▶ **DATA SHOWN**
'''

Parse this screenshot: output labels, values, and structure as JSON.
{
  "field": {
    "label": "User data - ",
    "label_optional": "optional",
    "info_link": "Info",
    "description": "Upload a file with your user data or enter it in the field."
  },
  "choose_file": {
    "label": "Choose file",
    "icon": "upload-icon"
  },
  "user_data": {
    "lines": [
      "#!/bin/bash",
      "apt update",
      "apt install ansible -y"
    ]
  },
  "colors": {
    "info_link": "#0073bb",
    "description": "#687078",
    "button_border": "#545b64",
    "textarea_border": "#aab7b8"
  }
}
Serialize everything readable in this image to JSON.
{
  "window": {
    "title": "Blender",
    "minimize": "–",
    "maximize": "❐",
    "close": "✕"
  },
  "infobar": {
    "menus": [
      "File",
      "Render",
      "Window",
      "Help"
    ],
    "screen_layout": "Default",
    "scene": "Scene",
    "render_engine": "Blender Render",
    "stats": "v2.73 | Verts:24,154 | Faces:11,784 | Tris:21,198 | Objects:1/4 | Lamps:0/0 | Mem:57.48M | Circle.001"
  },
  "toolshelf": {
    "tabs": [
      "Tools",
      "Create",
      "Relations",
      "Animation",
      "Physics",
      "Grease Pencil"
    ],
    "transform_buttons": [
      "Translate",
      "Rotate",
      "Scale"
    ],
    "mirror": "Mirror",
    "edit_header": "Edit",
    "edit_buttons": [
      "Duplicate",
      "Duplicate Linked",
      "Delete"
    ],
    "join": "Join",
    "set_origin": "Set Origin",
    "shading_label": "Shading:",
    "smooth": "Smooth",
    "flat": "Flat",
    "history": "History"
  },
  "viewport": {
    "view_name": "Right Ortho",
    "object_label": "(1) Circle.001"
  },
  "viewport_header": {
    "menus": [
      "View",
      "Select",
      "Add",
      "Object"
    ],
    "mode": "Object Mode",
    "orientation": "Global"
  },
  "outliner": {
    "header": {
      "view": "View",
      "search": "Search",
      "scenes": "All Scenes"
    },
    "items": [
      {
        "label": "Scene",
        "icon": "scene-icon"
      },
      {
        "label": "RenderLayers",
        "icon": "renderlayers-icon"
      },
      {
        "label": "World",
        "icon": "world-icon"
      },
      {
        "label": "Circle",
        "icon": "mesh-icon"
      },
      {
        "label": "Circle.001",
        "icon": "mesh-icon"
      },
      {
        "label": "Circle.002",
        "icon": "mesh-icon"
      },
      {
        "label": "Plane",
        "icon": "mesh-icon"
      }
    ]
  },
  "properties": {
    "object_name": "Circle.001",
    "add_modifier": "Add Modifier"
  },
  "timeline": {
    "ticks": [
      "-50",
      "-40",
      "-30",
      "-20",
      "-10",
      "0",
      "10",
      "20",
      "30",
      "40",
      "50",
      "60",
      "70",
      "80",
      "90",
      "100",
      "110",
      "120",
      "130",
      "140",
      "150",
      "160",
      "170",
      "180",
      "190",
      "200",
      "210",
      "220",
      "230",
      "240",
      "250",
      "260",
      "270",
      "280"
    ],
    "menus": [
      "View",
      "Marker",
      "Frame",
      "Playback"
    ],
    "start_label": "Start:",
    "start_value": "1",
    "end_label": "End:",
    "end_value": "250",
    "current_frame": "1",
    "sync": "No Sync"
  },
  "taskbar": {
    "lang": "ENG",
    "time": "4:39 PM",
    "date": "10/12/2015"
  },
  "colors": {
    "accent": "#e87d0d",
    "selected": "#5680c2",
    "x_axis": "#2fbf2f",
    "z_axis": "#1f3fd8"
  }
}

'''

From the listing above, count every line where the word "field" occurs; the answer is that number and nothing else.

▶ **SOLUTION TO THIS EXERCISE**
2